Kyle Vaughn was Beaird’s advisor in Upper School. “She was one of the kindest and brightest kids I’ve ever worked with,” Vaughn said. “She was very talented in the arts, especially visual arts and writing.”
Vaughn recalls when Beaird gave him an example of her writing, a poem that drew inspiration from a photo from Hurricane Katrina.
“She wrote a poem about a famous photo that had circulated around,” Vaughn said. “It was very interesting to see how viewing a piece of visual art inspired her to create a piece of literary art.”
After Beaird graduated from Hockaday and started college at Wake Forest University, she was selected as an intern for a prestigious program called Washington Very Special Arts in Washington, D.C. during her sophomore year.
The program aimed to helped people with special needs using art, and it invited various artists from New York University to present their work to interns.
It was there that Beaird realized that New York was the place for her and decided to transfer to NYU.
After she graduated from NYU, Beaird took up several jobs within the city: first as a studio assistant for an artist, then as a fashion designer at Parson’s and finally as an assistant sweater designer at the department store chain Lord and Taylor.
Beaird then found her way to acting through “The Intern.” Her job as a body double and stand-in, however, wasn’t completely perfect.
Beaird had to make sacrifices, both personally and professionally. “Being a body double is a full time job,” Beaird said. “I had to quit my other job.”
On the other hand, Beaird believes that she has gained many new skills from the experience.
“The director, Nancy Myers, had us act out the scenes,” Beaird said. “It was like being thrown in a fire. You had to pretend that you could do it.”

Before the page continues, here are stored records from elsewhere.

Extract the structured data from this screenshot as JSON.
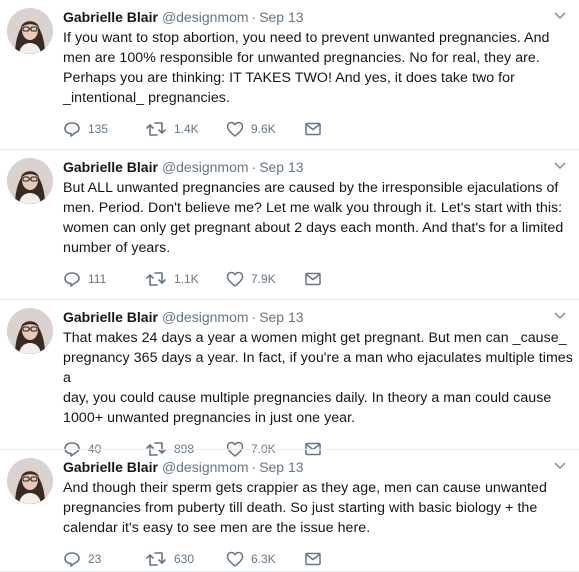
{
  "tweets": [
    {
      "name": "Gabrielle Blair",
      "handle": "@designmom",
      "separator": "·",
      "time": "Sep 13",
      "text": "If you want to stop abortion, you need to prevent unwanted pregnancies. And\nmen are 100% responsible for unwanted pregnancies. No for real, they are.\nPerhaps you are thinking: IT TAKES TWO! And yes, it does take two for\n_intentional_ pregnancies.",
      "replies": "135",
      "retweets": "1.4K",
      "likes": "9.6K"
    },
    {
      "name": "Gabrielle Blair",
      "handle": "@designmom",
      "separator": "·",
      "time": "Sep 13",
      "text": "But ALL unwanted pregnancies are caused by the irresponsible ejaculations of\nmen. Period. Don't believe me? Let me walk you through it. Let's start with this:\nwomen can only get pregnant about 2 days each month. And that's for a limited\nnumber of years.",
      "replies": "111",
      "retweets": "1.1K",
      "likes": "7.9K"
    },
    {
      "name": "Gabrielle Blair",
      "handle": "@designmom",
      "separator": "·",
      "time": "Sep 13",
      "text": "That makes 24 days a year a women might get pregnant. But men can _cause_\npregnancy 365 days a year. In fact, if you're a man who ejaculates multiple times a\nday, you could cause multiple pregnancies daily. In theory a man could cause\n1000+ unwanted pregnancies in just one year.",
      "replies": "40",
      "retweets": "898",
      "likes": "7.0K"
    },
    {
      "name": "Gabrielle Blair",
      "handle": "@designmom",
      "separator": "·",
      "time": "Sep 13",
      "text": "And though their sperm gets crappier as they age, men can cause unwanted\npregnancies from puberty till death. So just starting with basic biology + the\ncalendar it's easy to see men are the issue here.",
      "replies": "23",
      "retweets": "630",
      "likes": "6.3K"
    }
  ],
  "icons": {
    "reply": "reply-icon",
    "retweet": "retweet-icon",
    "like": "heart-icon",
    "dm": "envelope-icon",
    "caret": "chevron-down-icon"
  },
  "colors": {
    "text": "#14171a",
    "muted": "#657786",
    "divider": "#e6ecf0"
  }
}
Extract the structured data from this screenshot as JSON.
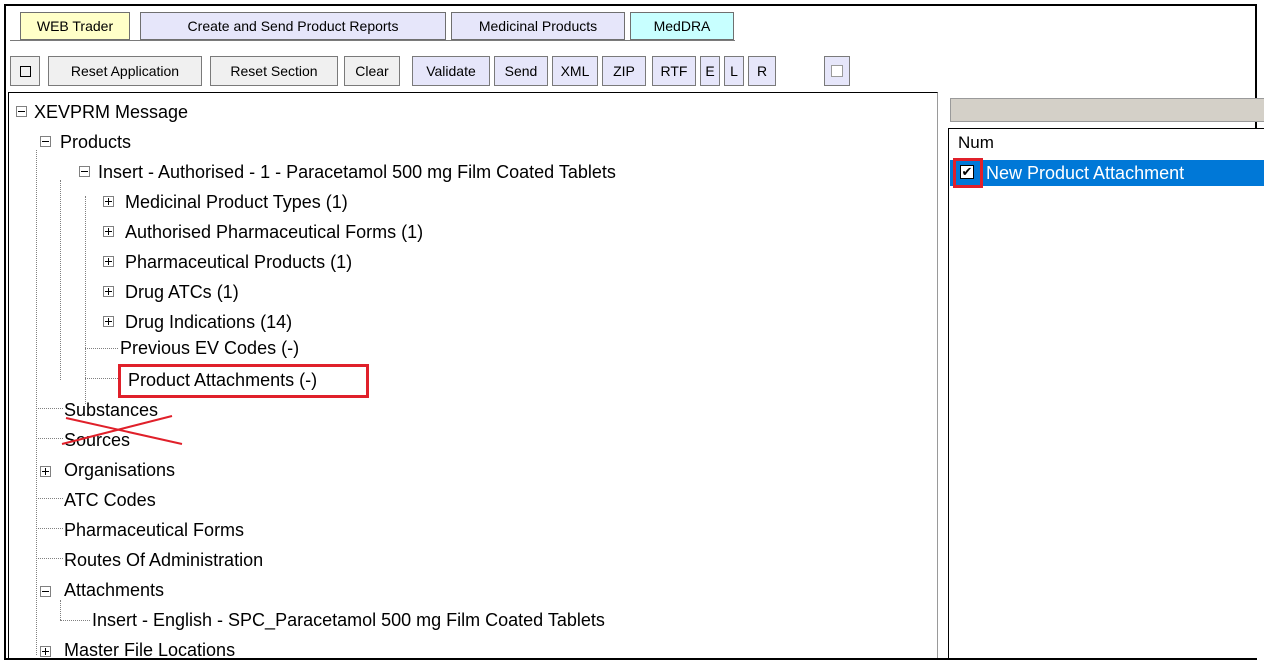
{
  "tabs": [
    {
      "label": "WEB Trader",
      "color": "#ffffc8"
    },
    {
      "label": "Create and Send Product Reports",
      "color": "#e6e6fa"
    },
    {
      "label": "Medicinal Products",
      "color": "#e6e6fa"
    },
    {
      "label": "MedDRA",
      "color": "#c8ffff"
    }
  ],
  "toolbar": {
    "reset_application": "Reset Application",
    "reset_section": "Reset Section",
    "clear": "Clear",
    "validate": "Validate",
    "send": "Send",
    "xml": "XML",
    "zip": "ZIP",
    "rtf": "RTF",
    "e": "E",
    "l": "L",
    "r": "R"
  },
  "tree": {
    "root": "XEVPRM Message",
    "products": "Products",
    "product_insert": "Insert - Authorised - 1 - Paracetamol 500 mg Film Coated Tablets",
    "medicinal_product_types": "Medicinal Product Types (1)",
    "authorised_pharmaceutical_forms": "Authorised Pharmaceutical Forms (1)",
    "pharmaceutical_products": "Pharmaceutical Products (1)",
    "drug_atcs": "Drug ATCs (1)",
    "drug_indications": "Drug Indications (14)",
    "previous_ev_codes": "Previous EV Codes (-)",
    "product_attachments": "Product Attachments (-)",
    "substances": "Substances",
    "sources": "Sources",
    "organisations": "Organisations",
    "atc_codes": "ATC Codes",
    "pharmaceutical_forms": "Pharmaceutical Forms",
    "routes_of_administration": "Routes Of Administration",
    "attachments": "Attachments",
    "attachment_insert": "Insert - English - SPC_Paracetamol 500 mg Film Coated Tablets",
    "master_file_locations": "Master File Locations"
  },
  "right_panel": {
    "column_header": "Num",
    "selected_item": "New Product Attachment",
    "selected_checked": true,
    "selection_color": "#0078d7"
  },
  "highlight_color": "#e0202a"
}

While on the set of “The Intern,” Beaird memorized her set-up lines instead of reading them directly from the script, an action that impressed the crew.
Beaird stood in for Anne Hathaway in the film while other actors were practicing their lines or setting up the scenes.
However, Beaird’s role mainly came into play when the camera was focused on a an important text message that Anne Hathaway was sending. During these scenes, the camera zoomed up on Beaird’s hands, rather than Hathaway’s.
During filming days, Beaird also helped lead actor Robert DeNiro practice his lines and had the opportunity to chat with Anne Hathaway between scenes.
Beaird and Hathaway have become friends through their work together. “Anne is a lovely person and very serious about her work, and working with her on the movie was an incredible experience,” Beaird said.
Beaird’s talent and hard work on “The Intern” have also helped her acquire roles on the sets of “Forever” and “Law and Order,” in which Beaird has met personalities such as Kathy Griffin and Clive Owen.
Currently, Beaird is continuing to maintain her interests in the arts, including painting and sewing. She is also working on a show called “The Nick” with Ky Zilmax and plans to continue her acting career.
Beaird believes that Hockaday had a strong influence on her success with “The Intern.”
“In acting, it’s important to have good relationships with the film crew and a positive attitude,” Beaird said. “I think Hockaday really prepares you for that.”